■ **Problem details**: Copy, from the data below, every line that has "icon" in it.

Stored items from a collection
"""

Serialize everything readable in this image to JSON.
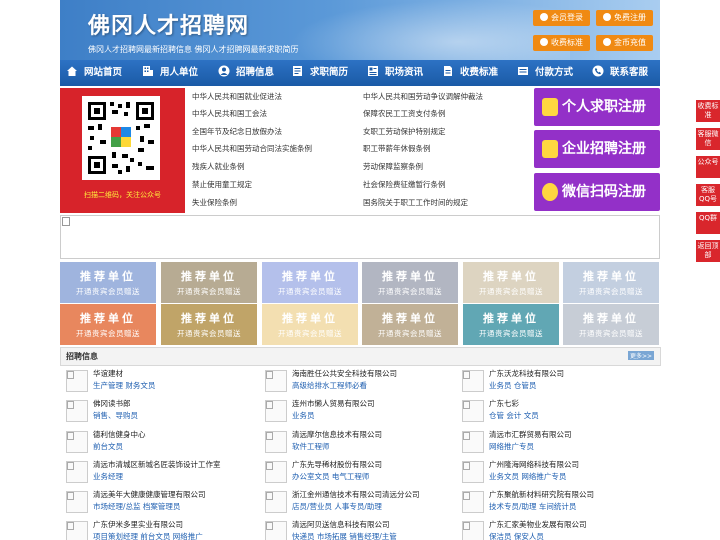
{
  "header": {
    "title": "佛冈人才招聘网",
    "subtitle": "佛冈人才招聘网最新招聘信息   佛冈人才招聘网最新求职简历",
    "buttons": {
      "login": "会员登录",
      "register": "免费注册",
      "pricing": "收费标准",
      "recharge": "金币充值"
    }
  },
  "nav": {
    "items": [
      {
        "label": "网站首页",
        "icon": "home-icon"
      },
      {
        "label": "用人单位",
        "icon": "building-icon"
      },
      {
        "label": "招聘信息",
        "icon": "user-icon"
      },
      {
        "label": "求职简历",
        "icon": "resume-icon"
      },
      {
        "label": "职场资讯",
        "icon": "news-icon"
      },
      {
        "label": "收费标准",
        "icon": "document-icon"
      },
      {
        "label": "付款方式",
        "icon": "payment-icon"
      },
      {
        "label": "联系客服",
        "icon": "phone-icon"
      }
    ]
  },
  "qr": {
    "caption": "扫描二维码，关注公众号"
  },
  "policies": {
    "left": [
      "中华人民共和国就业促进法",
      "中华人民共和国工会法",
      "全国年节及纪念日放假办法",
      "中华人民共和国劳动合同法实施条例",
      "残疾人就业条例",
      "禁止使用童工规定",
      "失业保险条例"
    ],
    "right": [
      "中华人民共和国劳动争议调解仲裁法",
      "保障农民工工资支付条例",
      "女职工劳动保护特别规定",
      "职工带薪年休假条例",
      "劳动保障监察条例",
      "社会保险费征缴暂行条例",
      "国务院关于职工工作时间的规定"
    ]
  },
  "register": {
    "jobseeker": "个人求职注册",
    "company": "企业招聘注册",
    "wechat": "微信扫码注册"
  },
  "sidebar": [
    "收费标准",
    "客服微信",
    "公众号",
    "客服QQ号",
    "QQ群",
    "返回顶部"
  ],
  "tiles": {
    "title": "推荐单位",
    "sub": "开通贵宾会员赠送",
    "colors": [
      "#9fb4de",
      "#b7ab93",
      "#b4c0eb",
      "#b2b6c2",
      "#ddd4c1",
      "#c3cfe0",
      "#e8875e",
      "#c0a468",
      "#f3dfb1",
      "#c1b197",
      "#61a7b4",
      "#c7cdd6"
    ]
  },
  "jobs": {
    "heading": "招聘信息",
    "more": "更多>>",
    "rows": [
      [
        {
          "company": "华谊建材",
          "positions": "生产管理 财务文员"
        },
        {
          "company": "海南胜任公共安全科技有限公司",
          "positions": "高级给排水工程师必看"
        },
        {
          "company": "广东沃龙科技有限公司",
          "positions": "业务员 仓管员"
        }
      ],
      [
        {
          "company": "佛冈读书郎",
          "positions": "销售、导购员"
        },
        {
          "company": "连州市懒人贸易有限公司",
          "positions": "业务员"
        },
        {
          "company": "广东七彩",
          "positions": "仓管 会计 文员"
        }
      ],
      [
        {
          "company": "德利信健身中心",
          "positions": "前台文员"
        },
        {
          "company": "清远摩尔信息技术有限公司",
          "positions": "软件工程师"
        },
        {
          "company": "清远市汇群贸易有限公司",
          "positions": "网络推广专员"
        }
      ],
      [
        {
          "company": "清远市清城区新城名匠装饰设计工作室",
          "positions": "业务经理"
        },
        {
          "company": "广东先导稀材股份有限公司",
          "positions": "办公室文员 电气工程师"
        },
        {
          "company": "广州隆海网络科技有限公司",
          "positions": "业务文员 网络推广专员"
        }
      ],
      [
        {
          "company": "清远美年大健康健康管理有限公司",
          "positions": "市场经理/总监 档案管理员"
        },
        {
          "company": "浙江金州通信技术有限公司清远分公司",
          "positions": "店员/营业员 人事专员/助理"
        },
        {
          "company": "广东聚航新材料研究院有限公司",
          "positions": "技术专员/助理 车间统计员"
        }
      ],
      [
        {
          "company": "广东伊米多里实业有限公司",
          "positions": "项目策划经理 前台文员 网络推广"
        },
        {
          "company": "清远阿贝送信息科技有限公司",
          "positions": "快递员 市场拓展 销售经理/主管"
        },
        {
          "company": "广东汇家美物业发展有限公司",
          "positions": "保洁员 保安人员"
        }
      ]
    ]
  }
}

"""

■ **Answer to this problem**:
        "icon": "home-icon"
        "icon": "building-icon"
        "icon": "user-icon"
        "icon": "resume-icon"
        "icon": "news-icon"
        "icon": "document-icon"
        "icon": "payment-icon"
        "icon": "phone-icon"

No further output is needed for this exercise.